## PROBLEM TO SOLVE:
Whatever the records below hold, copy it all out exactly.

(Interface dataset entries)
* * *
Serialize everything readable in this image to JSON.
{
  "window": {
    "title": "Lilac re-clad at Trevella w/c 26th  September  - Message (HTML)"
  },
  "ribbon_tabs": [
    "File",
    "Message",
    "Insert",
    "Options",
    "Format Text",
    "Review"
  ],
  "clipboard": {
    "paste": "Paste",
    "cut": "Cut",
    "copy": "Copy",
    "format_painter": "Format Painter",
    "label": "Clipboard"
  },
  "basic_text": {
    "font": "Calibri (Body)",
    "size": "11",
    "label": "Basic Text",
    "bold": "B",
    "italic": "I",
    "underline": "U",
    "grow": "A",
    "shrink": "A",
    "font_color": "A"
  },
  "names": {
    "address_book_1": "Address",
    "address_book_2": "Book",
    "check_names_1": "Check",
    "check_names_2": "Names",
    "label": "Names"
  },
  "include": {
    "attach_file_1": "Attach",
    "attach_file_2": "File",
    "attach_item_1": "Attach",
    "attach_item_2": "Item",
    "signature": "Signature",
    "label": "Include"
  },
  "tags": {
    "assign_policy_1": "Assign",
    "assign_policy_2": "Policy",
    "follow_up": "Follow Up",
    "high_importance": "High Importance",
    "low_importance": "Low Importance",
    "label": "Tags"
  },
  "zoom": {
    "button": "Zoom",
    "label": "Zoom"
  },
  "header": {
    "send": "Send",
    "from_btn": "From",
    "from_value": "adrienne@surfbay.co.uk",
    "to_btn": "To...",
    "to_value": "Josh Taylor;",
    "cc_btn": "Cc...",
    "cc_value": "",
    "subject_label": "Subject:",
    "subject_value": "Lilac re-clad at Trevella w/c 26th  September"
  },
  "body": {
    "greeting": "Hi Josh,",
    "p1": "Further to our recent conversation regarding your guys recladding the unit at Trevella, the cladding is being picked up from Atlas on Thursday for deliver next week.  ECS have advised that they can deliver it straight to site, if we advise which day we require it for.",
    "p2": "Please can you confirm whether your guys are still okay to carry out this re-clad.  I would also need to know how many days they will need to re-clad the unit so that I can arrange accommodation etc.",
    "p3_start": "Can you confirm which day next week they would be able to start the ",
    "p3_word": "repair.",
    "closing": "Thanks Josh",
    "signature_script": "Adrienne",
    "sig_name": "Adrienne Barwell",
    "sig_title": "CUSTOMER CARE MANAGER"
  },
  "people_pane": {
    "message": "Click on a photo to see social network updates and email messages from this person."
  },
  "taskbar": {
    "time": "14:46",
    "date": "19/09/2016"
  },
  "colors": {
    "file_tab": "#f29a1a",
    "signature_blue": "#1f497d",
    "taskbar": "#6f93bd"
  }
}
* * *
## FINISHED TASK:
Serialize everything readable in this image to JSON.
{
  "window": {
    "title": "Lilac re-clad at Trevella w/c 26th  September  - Message (HTML)"
  },
  "ribbon_tabs": [
    "File",
    "Message",
    "Insert",
    "Options",
    "Format Text",
    "Review"
  ],
  "clipboard": {
    "paste": "Paste",
    "cut": "Cut",
    "copy": "Copy",
    "format_painter": "Format Painter",
    "label": "Clipboard"
  },
  "basic_text": {
    "font": "Calibri (Body)",
    "size": "11",
    "label": "Basic Text",
    "bold": "B",
    "italic": "I",
    "underline": "U",
    "grow": "A",
    "shrink": "A",
    "font_color": "A"
  },
  "names": {
    "address_book_1": "Address",
    "address_book_2": "Book",
    "check_names_1": "Check",
    "check_names_2": "Names",
    "label": "Names"
  },
  "include": {
    "attach_file_1": "Attach",
    "attach_file_2": "File",
    "attach_item_1": "Attach",
    "attach_item_2": "Item",
    "signature": "Signature",
    "label": "Include"
  },
  "tags": {
    "assign_policy_1": "Assign",
    "assign_policy_2": "Policy",
    "follow_up": "Follow Up",
    "high_importance": "High Importance",
    "low_importance": "Low Importance",
    "label": "Tags"
  },
  "zoom": {
    "button": "Zoom",
    "label": "Zoom"
  },
  "header": {
    "send": "Send",
    "from_btn": "From",
    "from_value": "adrienne@surfbay.co.uk",
    "to_btn": "To...",
    "to_value": "Josh Taylor;",
    "cc_btn": "Cc...",
    "cc_value": "",
    "subject_label": "Subject:",
    "subject_value": "Lilac re-clad at Trevella w/c 26th  September"
  },
  "body": {
    "greeting": "Hi Josh,",
    "p1": "Further to our recent conversation regarding your guys recladding the unit at Trevella, the cladding is being picked up from Atlas on Thursday for deliver next week.  ECS have advised that they can deliver it straight to site, if we advise which day we require it for.",
    "p2": "Please can you confirm whether your guys are still okay to carry out this re-clad.  I would also need to know how many days they will need to re-clad the unit so that I can arrange accommodation etc.",
    "p3_start": "Can you confirm which day next week they would be able to start the ",
    "p3_word": "repair.",
    "closing": "Thanks Josh",
    "signature_script": "Adrienne",
    "sig_name": "Adrienne Barwell",
    "sig_title": "CUSTOMER CARE MANAGER"
  },
  "people_pane": {
    "message": "Click on a photo to see social network updates and email messages from this person."
  },
  "taskbar": {
    "time": "14:46",
    "date": "19/09/2016"
  },
  "colors": {
    "file_tab": "#f29a1a",
    "signature_blue": "#1f497d",
    "taskbar": "#6f93bd"
  }
}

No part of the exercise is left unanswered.